*** Opening of RECORDED INFORMATION ***
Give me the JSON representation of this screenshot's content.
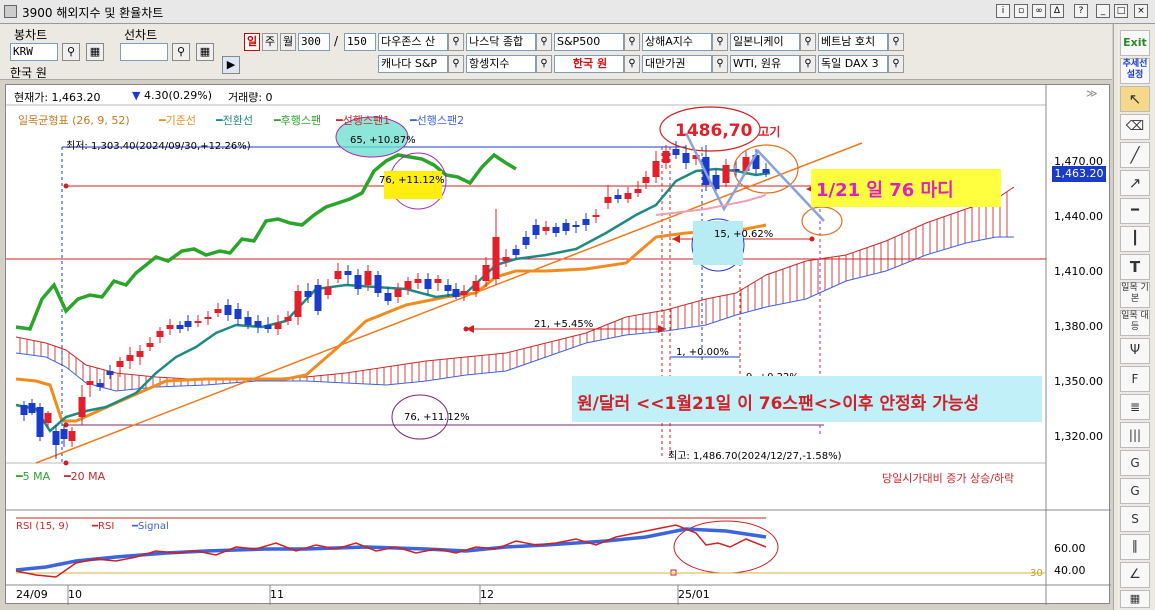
{
  "window": {
    "title": "3900 해외지수 및 환율차트"
  },
  "left_panel": {
    "bong_label": "봉차트",
    "bong_code": "KRW",
    "bong_name": "한국 원",
    "sun_label": "선차트",
    "sun_code": ""
  },
  "period": {
    "day": "일",
    "week": "주",
    "month": "월",
    "count": "300",
    "sep": "/",
    "max": "150"
  },
  "indices": [
    {
      "label": "다우존스 산",
      "selected": false
    },
    {
      "label": "나스닥 종합",
      "selected": false
    },
    {
      "label": "S&P500",
      "selected": false
    },
    {
      "label": "상해A지수",
      "selected": false
    },
    {
      "label": "일본니케이",
      "selected": false
    },
    {
      "label": "베트남 호치",
      "selected": false
    },
    {
      "label": "캐나다 S&P",
      "selected": false
    },
    {
      "label": "항셍지수",
      "selected": false
    },
    {
      "label": "한국 원",
      "selected": true
    },
    {
      "label": "대만가권",
      "selected": false
    },
    {
      "label": "WTI, 원유",
      "selected": false
    },
    {
      "label": "독일 DAX 3",
      "selected": false
    }
  ],
  "info_bar": {
    "current_label": "현재가: 1,463.20",
    "change": "4.30(0.29%)",
    "volume_label": "거래량: 0"
  },
  "legend": {
    "ichimoku": "일목균형표 (26, 9, 52)",
    "base": "기준선",
    "conv": "전환선",
    "lagging": "후행스팬",
    "lead1": "선행스팬1",
    "lead2": "선행스팬2"
  },
  "y_axis": {
    "ticks": [
      "1,470.00",
      "1,440.00",
      "1,410.00",
      "1,380.00",
      "1,350.00",
      "1,320.00"
    ],
    "current_price": "1,463.20"
  },
  "annotations": {
    "low_text": "최저: 1,303.40(2024/09/30,+12.26%)",
    "high_text": "최고: 1,486.70(2024/12/27,-1.58%)",
    "high_callout": "1486,70",
    "high_callout_small": "고기",
    "n65": "65, +10.87%",
    "n76a": "76, +11.12%",
    "n76b": "76, +11.12%",
    "n21": "21, +5.45%",
    "n15": "15, +0.62%",
    "n1": "1, +0.00%",
    "n9": "9, +0.22%",
    "node_text": "1/21 일 76 마디",
    "stable_text": "원/달러 <<1월21일 이 76스팬<>이후 안정화 가능성"
  },
  "ma_legend": {
    "ma5": "5 MA",
    "ma20": "20 MA",
    "right": "당일시가대비 증가 상승/하락"
  },
  "rsi": {
    "label": "RSI (15, 9)",
    "rsi_name": "RSI",
    "signal_name": "Signal",
    "y_ticks": [
      "60.00",
      "40.00"
    ],
    "marker": "30"
  },
  "x_axis": [
    "24/09",
    "10",
    "11",
    "12",
    "25/01"
  ],
  "right_toolbar": {
    "exit": "Exit",
    "trend": "추세선 설정",
    "ichi_basic": "일목 기본",
    "ichi_dae": "일목 대등"
  },
  "colors": {
    "up": "#e0202a",
    "down": "#1a3cc8",
    "base": "#f08c1e",
    "conv": "#1f8a82",
    "lagging": "#2aa52a",
    "lead1": "#c82828",
    "lead2": "#3c64dc"
  }
}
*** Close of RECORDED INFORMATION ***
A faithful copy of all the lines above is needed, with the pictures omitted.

§ RESULT:
Give me the JSON representation of this screenshot's content.
{
  "window": {
    "title": "3900 해외지수 및 환율차트"
  },
  "left_panel": {
    "bong_label": "봉차트",
    "bong_code": "KRW",
    "bong_name": "한국 원",
    "sun_label": "선차트",
    "sun_code": ""
  },
  "period": {
    "day": "일",
    "week": "주",
    "month": "월",
    "count": "300",
    "sep": "/",
    "max": "150"
  },
  "indices": [
    {
      "label": "다우존스 산",
      "selected": false
    },
    {
      "label": "나스닥 종합",
      "selected": false
    },
    {
      "label": "S&P500",
      "selected": false
    },
    {
      "label": "상해A지수",
      "selected": false
    },
    {
      "label": "일본니케이",
      "selected": false
    },
    {
      "label": "베트남 호치",
      "selected": false
    },
    {
      "label": "캐나다 S&P",
      "selected": false
    },
    {
      "label": "항셍지수",
      "selected": false
    },
    {
      "label": "한국 원",
      "selected": true
    },
    {
      "label": "대만가권",
      "selected": false
    },
    {
      "label": "WTI, 원유",
      "selected": false
    },
    {
      "label": "독일 DAX 3",
      "selected": false
    }
  ],
  "info_bar": {
    "current_label": "현재가: 1,463.20",
    "change": "4.30(0.29%)",
    "volume_label": "거래량: 0"
  },
  "legend": {
    "ichimoku": "일목균형표 (26, 9, 52)",
    "base": "기준선",
    "conv": "전환선",
    "lagging": "후행스팬",
    "lead1": "선행스팬1",
    "lead2": "선행스팬2"
  },
  "y_axis": {
    "ticks": [
      "1,470.00",
      "1,440.00",
      "1,410.00",
      "1,380.00",
      "1,350.00",
      "1,320.00"
    ],
    "current_price": "1,463.20"
  },
  "annotations": {
    "low_text": "최저: 1,303.40(2024/09/30,+12.26%)",
    "high_text": "최고: 1,486.70(2024/12/27,-1.58%)",
    "high_callout": "1486,70",
    "high_callout_small": "고기",
    "n65": "65, +10.87%",
    "n76a": "76, +11.12%",
    "n76b": "76, +11.12%",
    "n21": "21, +5.45%",
    "n15": "15, +0.62%",
    "n1": "1, +0.00%",
    "n9": "9, +0.22%",
    "node_text": "1/21 일 76 마디",
    "stable_text": "원/달러 <<1월21일 이 76스팬<>이후 안정화 가능성"
  },
  "ma_legend": {
    "ma5": "5 MA",
    "ma20": "20 MA",
    "right": "당일시가대비 증가 상승/하락"
  },
  "rsi": {
    "label": "RSI (15, 9)",
    "rsi_name": "RSI",
    "signal_name": "Signal",
    "y_ticks": [
      "60.00",
      "40.00"
    ],
    "marker": "30"
  },
  "x_axis": [
    "24/09",
    "10",
    "11",
    "12",
    "25/01"
  ],
  "right_toolbar": {
    "exit": "Exit",
    "trend": "추세선 설정",
    "ichi_basic": "일목 기본",
    "ichi_dae": "일목 대등"
  },
  "colors": {
    "up": "#e0202a",
    "down": "#1a3cc8",
    "base": "#f08c1e",
    "conv": "#1f8a82",
    "lagging": "#2aa52a",
    "lead1": "#c82828",
    "lead2": "#3c64dc"
  }
}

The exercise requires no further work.